===== Data supplied

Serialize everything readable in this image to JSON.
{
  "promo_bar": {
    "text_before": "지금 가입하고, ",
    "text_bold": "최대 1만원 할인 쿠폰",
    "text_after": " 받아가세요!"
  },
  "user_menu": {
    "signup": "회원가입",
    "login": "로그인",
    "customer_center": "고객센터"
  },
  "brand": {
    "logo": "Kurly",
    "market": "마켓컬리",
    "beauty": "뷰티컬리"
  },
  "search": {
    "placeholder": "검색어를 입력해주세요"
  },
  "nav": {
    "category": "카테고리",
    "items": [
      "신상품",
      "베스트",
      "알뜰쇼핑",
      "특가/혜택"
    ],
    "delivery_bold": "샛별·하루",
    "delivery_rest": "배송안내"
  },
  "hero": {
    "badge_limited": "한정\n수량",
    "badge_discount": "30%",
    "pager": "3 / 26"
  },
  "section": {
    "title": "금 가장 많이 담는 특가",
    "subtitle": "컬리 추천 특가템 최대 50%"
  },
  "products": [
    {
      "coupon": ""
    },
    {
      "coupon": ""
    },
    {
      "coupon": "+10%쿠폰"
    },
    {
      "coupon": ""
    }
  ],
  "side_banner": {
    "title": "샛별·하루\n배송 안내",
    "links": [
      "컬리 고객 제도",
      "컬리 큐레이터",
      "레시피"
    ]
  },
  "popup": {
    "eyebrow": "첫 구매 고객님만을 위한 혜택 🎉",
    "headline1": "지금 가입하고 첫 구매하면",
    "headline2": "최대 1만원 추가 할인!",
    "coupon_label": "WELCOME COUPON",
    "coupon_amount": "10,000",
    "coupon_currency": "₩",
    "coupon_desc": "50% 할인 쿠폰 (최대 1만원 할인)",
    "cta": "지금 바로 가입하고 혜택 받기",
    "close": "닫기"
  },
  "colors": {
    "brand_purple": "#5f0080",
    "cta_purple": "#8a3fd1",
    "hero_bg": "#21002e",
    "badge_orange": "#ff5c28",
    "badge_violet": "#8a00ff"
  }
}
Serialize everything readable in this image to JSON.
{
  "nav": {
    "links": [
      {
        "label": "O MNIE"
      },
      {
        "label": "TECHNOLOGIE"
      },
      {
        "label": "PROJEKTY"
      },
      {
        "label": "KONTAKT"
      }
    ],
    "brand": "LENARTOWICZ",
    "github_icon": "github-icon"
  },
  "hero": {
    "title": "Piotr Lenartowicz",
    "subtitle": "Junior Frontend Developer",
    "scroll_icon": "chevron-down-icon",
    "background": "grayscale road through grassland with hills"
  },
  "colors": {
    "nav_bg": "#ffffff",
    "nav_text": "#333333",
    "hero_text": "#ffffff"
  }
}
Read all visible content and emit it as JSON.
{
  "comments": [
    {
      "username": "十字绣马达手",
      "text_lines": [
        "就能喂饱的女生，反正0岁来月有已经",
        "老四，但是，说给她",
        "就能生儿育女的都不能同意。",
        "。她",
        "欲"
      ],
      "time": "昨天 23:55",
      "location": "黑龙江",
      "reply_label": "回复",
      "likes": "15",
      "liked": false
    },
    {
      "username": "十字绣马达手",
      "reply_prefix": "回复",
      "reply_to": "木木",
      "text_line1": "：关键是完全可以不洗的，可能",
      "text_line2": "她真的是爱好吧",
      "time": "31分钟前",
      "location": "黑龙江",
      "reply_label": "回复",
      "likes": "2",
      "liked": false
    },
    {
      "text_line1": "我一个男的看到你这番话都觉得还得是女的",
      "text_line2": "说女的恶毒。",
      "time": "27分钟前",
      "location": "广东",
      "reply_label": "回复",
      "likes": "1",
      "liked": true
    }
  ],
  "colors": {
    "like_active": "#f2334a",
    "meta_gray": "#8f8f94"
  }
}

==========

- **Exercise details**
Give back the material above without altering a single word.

- **Written answer**
Serialize everything readable in this image to JSON.
{
  "promo_bar": {
    "text_before": "지금 가입하고, ",
    "text_bold": "최대 1만원 할인 쿠폰",
    "text_after": " 받아가세요!"
  },
  "user_menu": {
    "signup": "회원가입",
    "login": "로그인",
    "customer_center": "고객센터"
  },
  "brand": {
    "logo": "Kurly",
    "market": "마켓컬리",
    "beauty": "뷰티컬리"
  },
  "search": {
    "placeholder": "검색어를 입력해주세요"
  },
  "nav": {
    "category": "카테고리",
    "items": [
      "신상품",
      "베스트",
      "알뜰쇼핑",
      "특가/혜택"
    ],
    "delivery_bold": "샛별·하루",
    "delivery_rest": "배송안내"
  },
  "hero": {
    "badge_limited": "한정\n수량",
    "badge_discount": "30%",
    "pager": "3 / 26"
  },
  "section": {
    "title": "금 가장 많이 담는 특가",
    "subtitle": "컬리 추천 특가템 최대 50%"
  },
  "products": [
    {
      "coupon": ""
    },
    {
      "coupon": ""
    },
    {
      "coupon": "+10%쿠폰"
    },
    {
      "coupon": ""
    }
  ],
  "side_banner": {
    "title": "샛별·하루\n배송 안내",
    "links": [
      "컬리 고객 제도",
      "컬리 큐레이터",
      "레시피"
    ]
  },
  "popup": {
    "eyebrow": "첫 구매 고객님만을 위한 혜택 🎉",
    "headline1": "지금 가입하고 첫 구매하면",
    "headline2": "최대 1만원 추가 할인!",
    "coupon_label": "WELCOME COUPON",
    "coupon_amount": "10,000",
    "coupon_currency": "₩",
    "coupon_desc": "50% 할인 쿠폰 (최대 1만원 할인)",
    "cta": "지금 바로 가입하고 혜택 받기",
    "close": "닫기"
  },
  "colors": {
    "brand_purple": "#5f0080",
    "cta_purple": "#8a3fd1",
    "hero_bg": "#21002e",
    "badge_orange": "#ff5c28",
    "badge_violet": "#8a00ff"
  }
}
Serialize everything readable in this image to JSON.
{
  "nav": {
    "links": [
      {
        "label": "O MNIE"
      },
      {
        "label": "TECHNOLOGIE"
      },
      {
        "label": "PROJEKTY"
      },
      {
        "label": "KONTAKT"
      }
    ],
    "brand": "LENARTOWICZ",
    "github_icon": "github-icon"
  },
  "hero": {
    "title": "Piotr Lenartowicz",
    "subtitle": "Junior Frontend Developer",
    "scroll_icon": "chevron-down-icon",
    "background": "grayscale road through grassland with hills"
  },
  "colors": {
    "nav_bg": "#ffffff",
    "nav_text": "#333333",
    "hero_text": "#ffffff"
  }
}
Read all visible content and emit it as JSON.
{
  "comments": [
    {
      "username": "十字绣马达手",
      "text_lines": [
        "就能喂饱的女生，反正0岁来月有已经",
        "老四，但是，说给她",
        "就能生儿育女的都不能同意。",
        "。她",
        "欲"
      ],
      "time": "昨天 23:55",
      "location": "黑龙江",
      "reply_label": "回复",
      "likes": "15",
      "liked": false
    },
    {
      "username": "十字绣马达手",
      "reply_prefix": "回复",
      "reply_to": "木木",
      "text_line1": "：关键是完全可以不洗的，可能",
      "text_line2": "她真的是爱好吧",
      "time": "31分钟前",
      "location": "黑龙江",
      "reply_label": "回复",
      "likes": "2",
      "liked": false
    },
    {
      "text_line1": "我一个男的看到你这番话都觉得还得是女的",
      "text_line2": "说女的恶毒。",
      "time": "27分钟前",
      "location": "广东",
      "reply_label": "回复",
      "likes": "1",
      "liked": true
    }
  ],
  "colors": {
    "like_active": "#f2334a",
    "meta_gray": "#8f8f94"
  }
}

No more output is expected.